WORK INSTRUCTION | Pictures in the records are to be excluded from an otherwise exact copy.
----
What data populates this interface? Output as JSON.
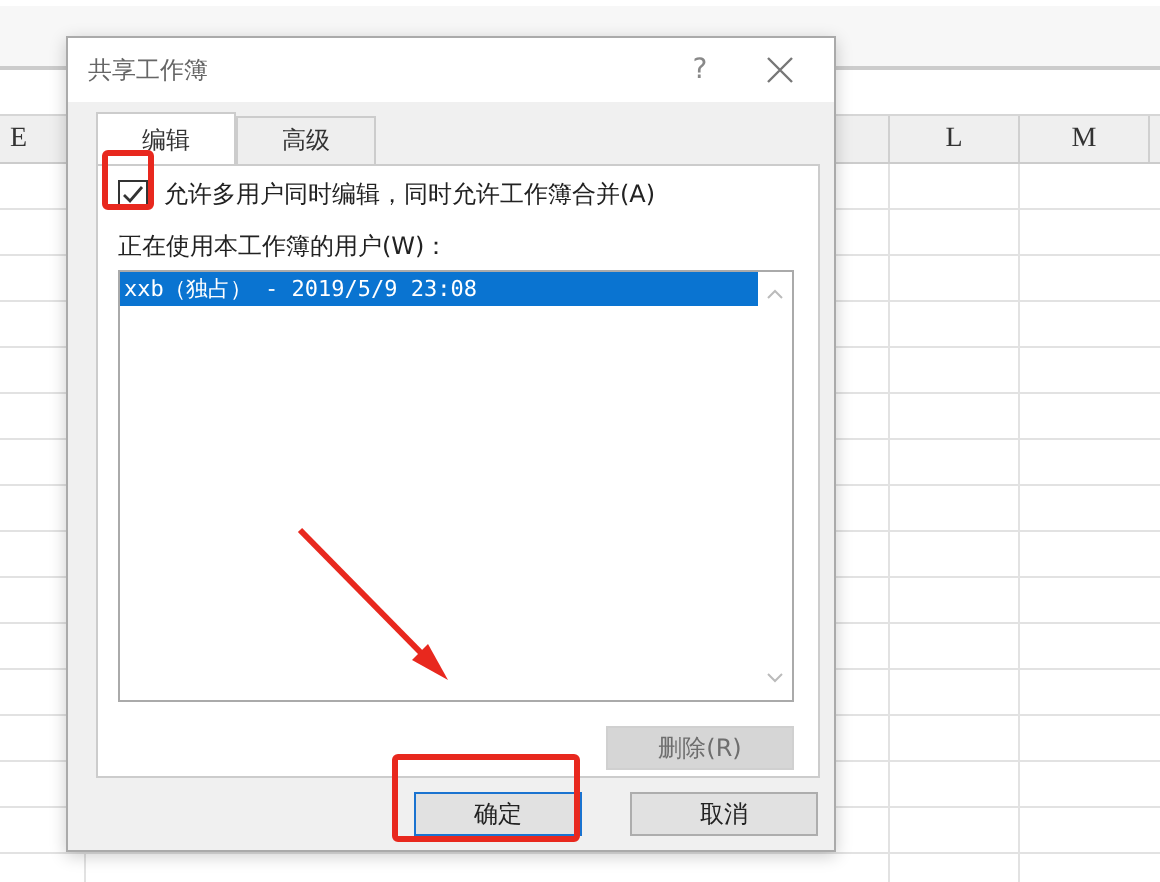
{
  "spreadsheet": {
    "columns": [
      {
        "label": "E",
        "kind": "wide"
      },
      {
        "kind": "hidden"
      },
      {
        "label": "L",
        "kind": "normal"
      },
      {
        "label": "M",
        "kind": "normal"
      }
    ]
  },
  "dialog": {
    "title": "共享工作簿",
    "help": "?",
    "tabs": [
      {
        "label": "编辑",
        "selected": true
      },
      {
        "label": "高级",
        "selected": false
      }
    ],
    "allow_multi": {
      "label": "允许多用户同时编辑，同时允许工作簿合并(A)",
      "checked": true
    },
    "users_label": "正在使用本工作簿的用户(W)：",
    "users": [
      {
        "text": "xxb（独占） - 2019/5/9 23:08",
        "selected": true
      }
    ],
    "remove_button": {
      "label": "删除(R)",
      "disabled": true
    },
    "buttons": [
      {
        "label": "确定",
        "focused": true
      },
      {
        "label": "取消",
        "focused": false
      }
    ]
  }
}
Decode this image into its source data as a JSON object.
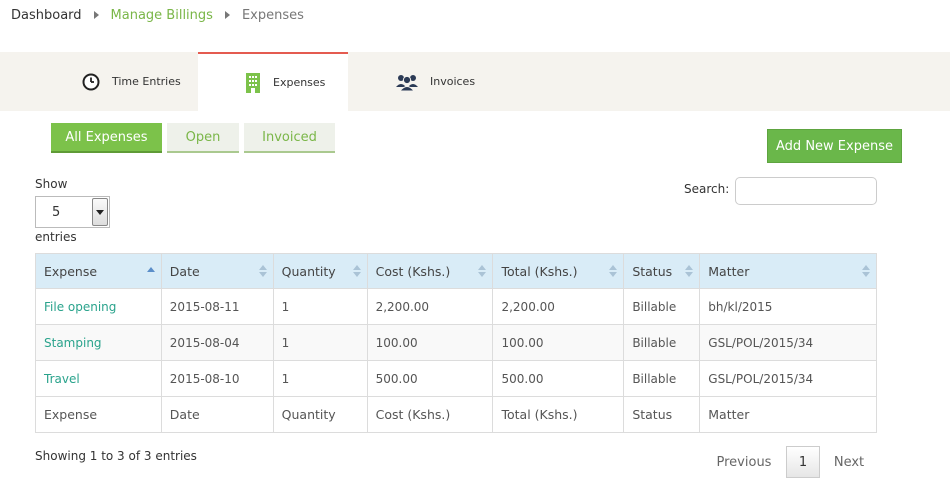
{
  "breadcrumb": {
    "home": "Dashboard",
    "link": "Manage Billings",
    "current": "Expenses"
  },
  "tabs": [
    {
      "label": "Time Entries",
      "icon": "clock-icon"
    },
    {
      "label": "Expenses",
      "icon": "building-icon"
    },
    {
      "label": "Invoices",
      "icon": "users-icon"
    }
  ],
  "subtabs": [
    {
      "label": "All Expenses"
    },
    {
      "label": "Open"
    },
    {
      "label": "Invoiced"
    }
  ],
  "actions": {
    "add_label": "Add New Expense"
  },
  "length": {
    "show_label": "Show",
    "value": "5",
    "entries_label": "entries"
  },
  "search": {
    "label": "Search:",
    "value": ""
  },
  "table": {
    "columns": [
      "Expense",
      "Date",
      "Quantity",
      "Cost (Kshs.)",
      "Total (Kshs.)",
      "Status",
      "Matter"
    ],
    "rows": [
      [
        "File opening",
        "2015-08-11",
        "1",
        "2,200.00",
        "2,200.00",
        "Billable",
        "bh/kl/2015"
      ],
      [
        "Stamping",
        "2015-08-04",
        "1",
        "100.00",
        "100.00",
        "Billable",
        "GSL/POL/2015/34"
      ],
      [
        "Travel",
        "2015-08-10",
        "1",
        "500.00",
        "500.00",
        "Billable",
        "GSL/POL/2015/34"
      ]
    ]
  },
  "info": "Showing 1 to 3 of 3 entries",
  "pagination": {
    "previous": "Previous",
    "current": "1",
    "next": "Next"
  },
  "colors": {
    "accent_green": "#7cc24a",
    "link_teal": "#2aa38c",
    "active_tab_border": "#e45b50",
    "header_blue": "#d9ecf7"
  }
}
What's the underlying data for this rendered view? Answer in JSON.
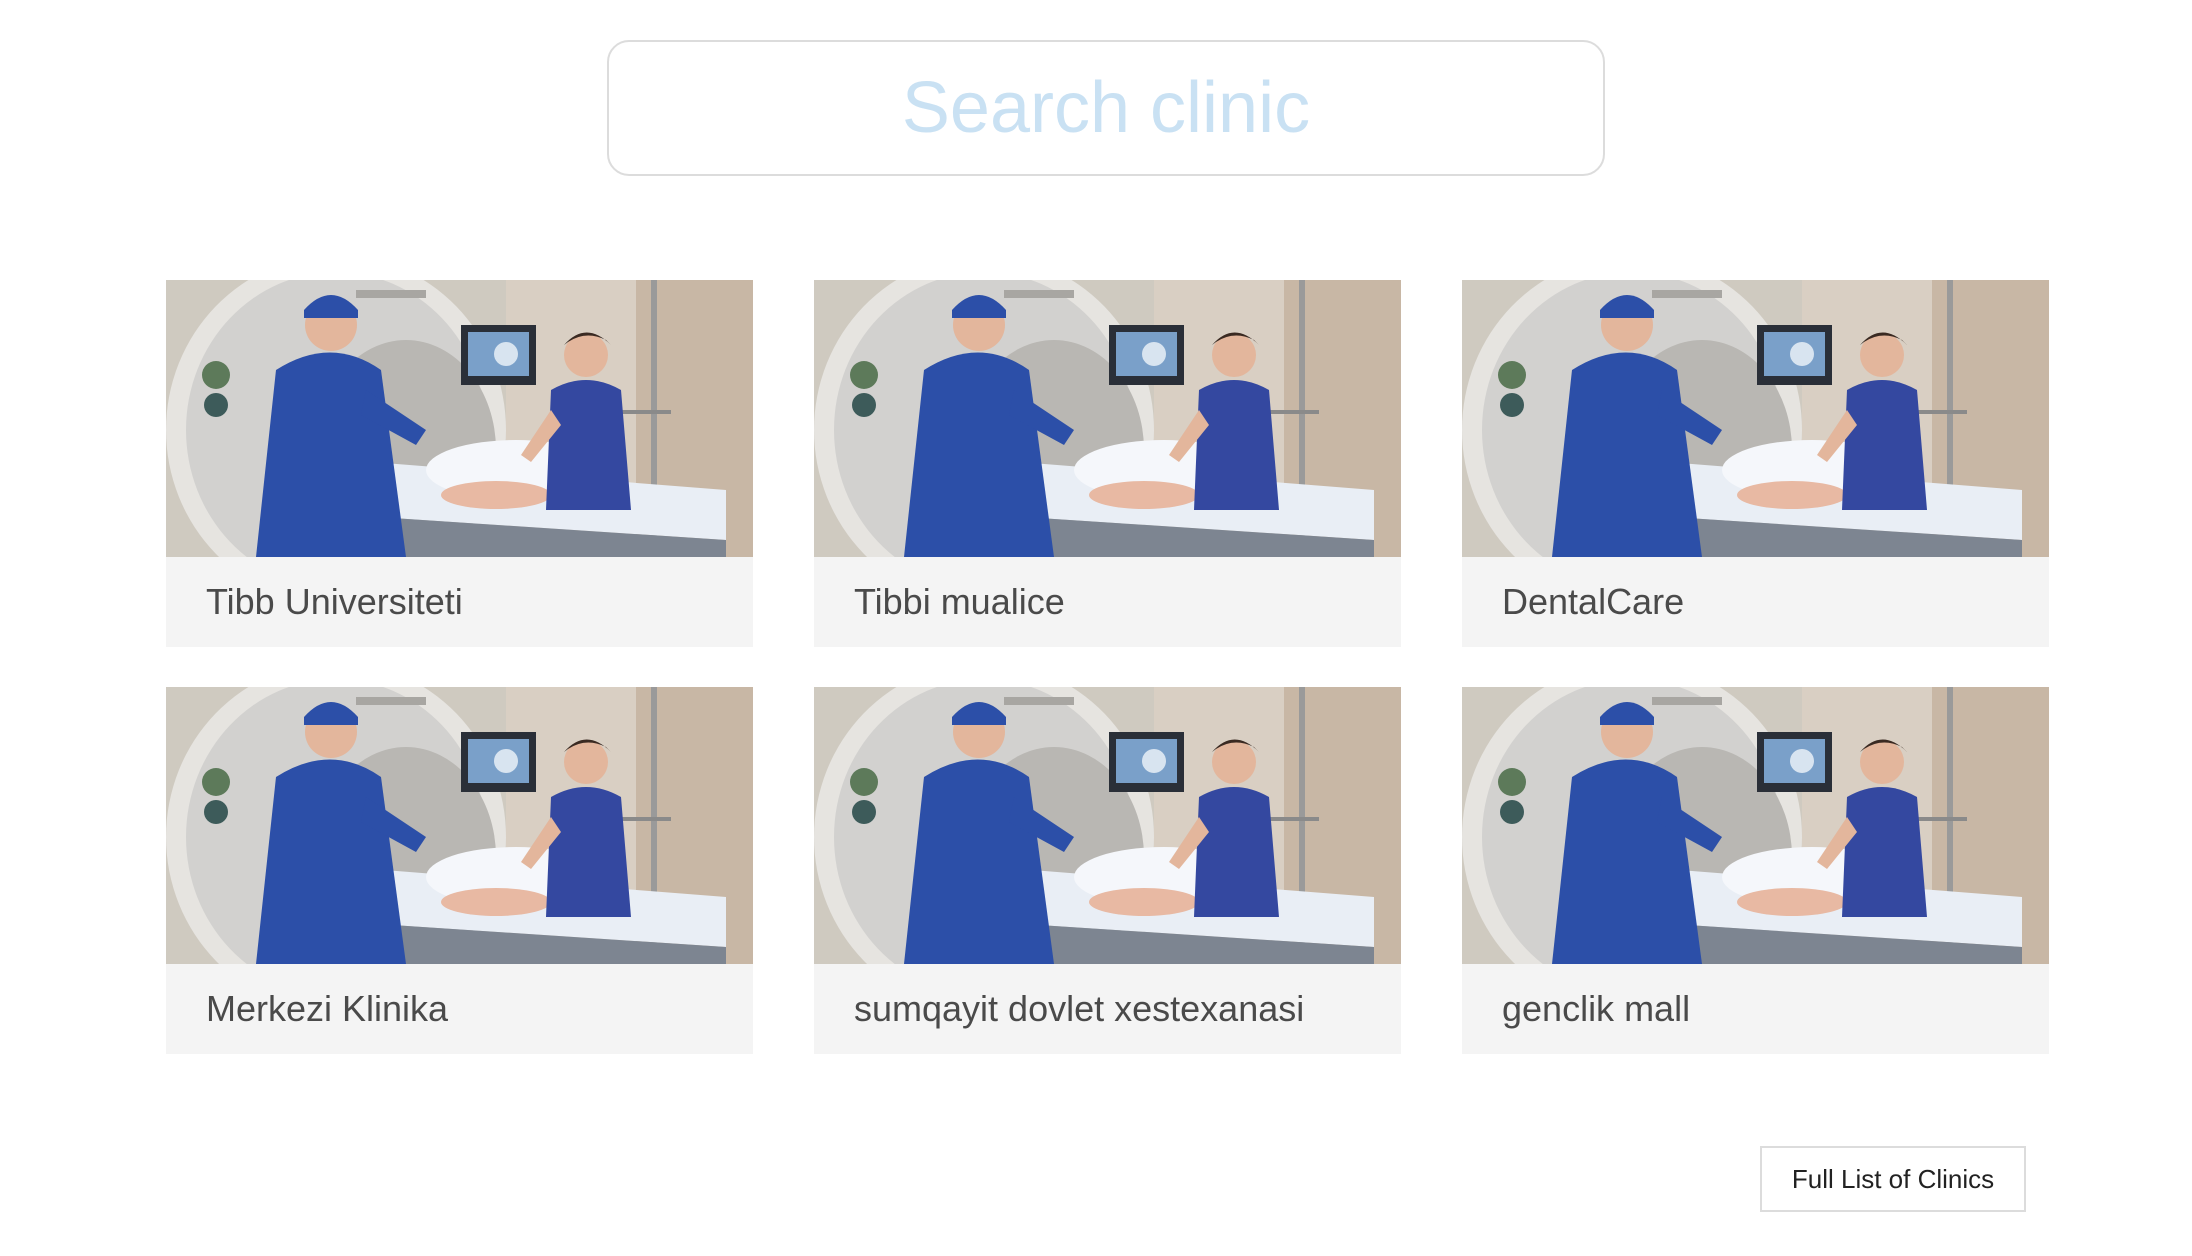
{
  "search": {
    "placeholder": "Search clinic",
    "value": ""
  },
  "clinics": [
    {
      "name": "Tibb Universiteti",
      "image": "medical-scan-photo"
    },
    {
      "name": "Tibbi mualice",
      "image": "medical-scan-photo"
    },
    {
      "name": "DentalCare",
      "image": "medical-scan-photo"
    },
    {
      "name": "Merkezi Klinika",
      "image": "medical-scan-photo"
    },
    {
      "name": "sumqayit dovlet xestexanasi",
      "image": "medical-scan-photo"
    },
    {
      "name": "genclik mall",
      "image": "medical-scan-photo"
    }
  ],
  "footer": {
    "full_list_label": "Full List of Clinics"
  },
  "colors": {
    "placeholder": "#c9e1f3",
    "card_background": "#f4f4f4",
    "scrubs": "#2c4fa8"
  }
}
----
RESPONSE TO THIS EXERCISE |
What data populates this interface? Output as JSON.
{
  "spreadsheet": {
    "columns": [
      {
        "label": "E",
        "kind": "wide"
      },
      {
        "kind": "hidden"
      },
      {
        "label": "L",
        "kind": "normal"
      },
      {
        "label": "M",
        "kind": "normal"
      }
    ]
  },
  "dialog": {
    "title": "共享工作簿",
    "help": "?",
    "tabs": [
      {
        "label": "编辑",
        "selected": true
      },
      {
        "label": "高级",
        "selected": false
      }
    ],
    "allow_multi": {
      "label": "允许多用户同时编辑，同时允许工作簿合并(A)",
      "checked": true
    },
    "users_label": "正在使用本工作簿的用户(W)：",
    "users": [
      {
        "text": "xxb（独占） - 2019/5/9 23:08",
        "selected": true
      }
    ],
    "remove_button": {
      "label": "删除(R)",
      "disabled": true
    },
    "buttons": [
      {
        "label": "确定",
        "focused": true
      },
      {
        "label": "取消",
        "focused": false
      }
    ]
  }
}
Decode this image into its source data as a JSON object.
{
  "breadcrumb": {
    "home": "Dashboard",
    "link": "Manage Billings",
    "current": "Expenses"
  },
  "tabs": [
    {
      "label": "Time Entries",
      "icon": "clock-icon"
    },
    {
      "label": "Expenses",
      "icon": "building-icon"
    },
    {
      "label": "Invoices",
      "icon": "users-icon"
    }
  ],
  "subtabs": [
    {
      "label": "All Expenses"
    },
    {
      "label": "Open"
    },
    {
      "label": "Invoiced"
    }
  ],
  "actions": {
    "add_label": "Add New Expense"
  },
  "length": {
    "show_label": "Show",
    "value": "5",
    "entries_label": "entries"
  },
  "search": {
    "label": "Search:",
    "value": ""
  },
  "table": {
    "columns": [
      "Expense",
      "Date",
      "Quantity",
      "Cost (Kshs.)",
      "Total (Kshs.)",
      "Status",
      "Matter"
    ],
    "rows": [
      [
        "File opening",
        "2015-08-11",
        "1",
        "2,200.00",
        "2,200.00",
        "Billable",
        "bh/kl/2015"
      ],
      [
        "Stamping",
        "2015-08-04",
        "1",
        "100.00",
        "100.00",
        "Billable",
        "GSL/POL/2015/34"
      ],
      [
        "Travel",
        "2015-08-10",
        "1",
        "500.00",
        "500.00",
        "Billable",
        "GSL/POL/2015/34"
      ]
    ]
  },
  "info": "Showing 1 to 3 of 3 entries",
  "pagination": {
    "previous": "Previous",
    "current": "1",
    "next": "Next"
  },
  "colors": {
    "accent_green": "#7cc24a",
    "link_teal": "#2aa38c",
    "active_tab_border": "#e45b50",
    "header_blue": "#d9ecf7"
  }
}
What's the underlying data for this rendered view? Answer in JSON.
{
  "search": {
    "placeholder": "Search clinic",
    "value": ""
  },
  "clinics": [
    {
      "name": "Tibb Universiteti",
      "image": "medical-scan-photo"
    },
    {
      "name": "Tibbi mualice",
      "image": "medical-scan-photo"
    },
    {
      "name": "DentalCare",
      "image": "medical-scan-photo"
    },
    {
      "name": "Merkezi Klinika",
      "image": "medical-scan-photo"
    },
    {
      "name": "sumqayit dovlet xestexanasi",
      "image": "medical-scan-photo"
    },
    {
      "name": "genclik mall",
      "image": "medical-scan-photo"
    }
  ],
  "footer": {
    "full_list_label": "Full List of Clinics"
  },
  "colors": {
    "placeholder": "#c9e1f3",
    "card_background": "#f4f4f4",
    "scrubs": "#2c4fa8"
  }
}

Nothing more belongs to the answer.